Data records for software interfaces

- - -

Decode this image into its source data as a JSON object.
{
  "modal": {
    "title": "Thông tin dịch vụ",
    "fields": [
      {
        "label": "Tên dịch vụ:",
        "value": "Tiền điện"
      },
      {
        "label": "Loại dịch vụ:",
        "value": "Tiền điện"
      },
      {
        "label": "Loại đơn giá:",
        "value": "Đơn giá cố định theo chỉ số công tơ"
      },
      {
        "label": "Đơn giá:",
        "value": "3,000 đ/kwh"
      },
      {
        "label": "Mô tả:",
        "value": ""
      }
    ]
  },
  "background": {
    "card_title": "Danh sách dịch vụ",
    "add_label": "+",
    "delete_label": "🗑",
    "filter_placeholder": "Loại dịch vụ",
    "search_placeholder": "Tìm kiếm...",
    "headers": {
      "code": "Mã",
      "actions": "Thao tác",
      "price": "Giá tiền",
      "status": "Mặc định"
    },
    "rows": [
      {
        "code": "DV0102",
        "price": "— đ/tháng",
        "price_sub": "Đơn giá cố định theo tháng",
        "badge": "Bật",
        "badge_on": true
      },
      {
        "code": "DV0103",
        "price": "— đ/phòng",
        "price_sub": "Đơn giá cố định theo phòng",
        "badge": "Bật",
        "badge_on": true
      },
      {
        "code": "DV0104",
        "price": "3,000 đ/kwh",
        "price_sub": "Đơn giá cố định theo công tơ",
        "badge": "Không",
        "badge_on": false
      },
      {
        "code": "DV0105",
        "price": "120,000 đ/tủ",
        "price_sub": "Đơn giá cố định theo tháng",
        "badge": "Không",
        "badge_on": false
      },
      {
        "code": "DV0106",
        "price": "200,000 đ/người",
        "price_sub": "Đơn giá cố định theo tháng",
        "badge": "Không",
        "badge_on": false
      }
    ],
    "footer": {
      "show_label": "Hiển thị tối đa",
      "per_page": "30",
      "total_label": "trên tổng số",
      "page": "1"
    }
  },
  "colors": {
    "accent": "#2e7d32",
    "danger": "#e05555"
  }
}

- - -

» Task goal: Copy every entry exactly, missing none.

» Exercise result:
Decode this image into its source data as a JSON object.
{
  "modal": {
    "title": "Thông tin dịch vụ",
    "fields": [
      {
        "label": "Tên dịch vụ:",
        "value": "Tiền điện"
      },
      {
        "label": "Loại dịch vụ:",
        "value": "Tiền điện"
      },
      {
        "label": "Loại đơn giá:",
        "value": "Đơn giá cố định theo chỉ số công tơ"
      },
      {
        "label": "Đơn giá:",
        "value": "3,000 đ/kwh"
      },
      {
        "label": "Mô tả:",
        "value": ""
      }
    ]
  },
  "background": {
    "card_title": "Danh sách dịch vụ",
    "add_label": "+",
    "delete_label": "🗑",
    "filter_placeholder": "Loại dịch vụ",
    "search_placeholder": "Tìm kiếm...",
    "headers": {
      "code": "Mã",
      "actions": "Thao tác",
      "price": "Giá tiền",
      "status": "Mặc định"
    },
    "rows": [
      {
        "code": "DV0102",
        "price": "— đ/tháng",
        "price_sub": "Đơn giá cố định theo tháng",
        "badge": "Bật",
        "badge_on": true
      },
      {
        "code": "DV0103",
        "price": "— đ/phòng",
        "price_sub": "Đơn giá cố định theo phòng",
        "badge": "Bật",
        "badge_on": true
      },
      {
        "code": "DV0104",
        "price": "3,000 đ/kwh",
        "price_sub": "Đơn giá cố định theo công tơ",
        "badge": "Không",
        "badge_on": false
      },
      {
        "code": "DV0105",
        "price": "120,000 đ/tủ",
        "price_sub": "Đơn giá cố định theo tháng",
        "badge": "Không",
        "badge_on": false
      },
      {
        "code": "DV0106",
        "price": "200,000 đ/người",
        "price_sub": "Đơn giá cố định theo tháng",
        "badge": "Không",
        "badge_on": false
      }
    ],
    "footer": {
      "show_label": "Hiển thị tối đa",
      "per_page": "30",
      "total_label": "trên tổng số",
      "page": "1"
    }
  },
  "colors": {
    "accent": "#2e7d32",
    "danger": "#e05555"
  }
}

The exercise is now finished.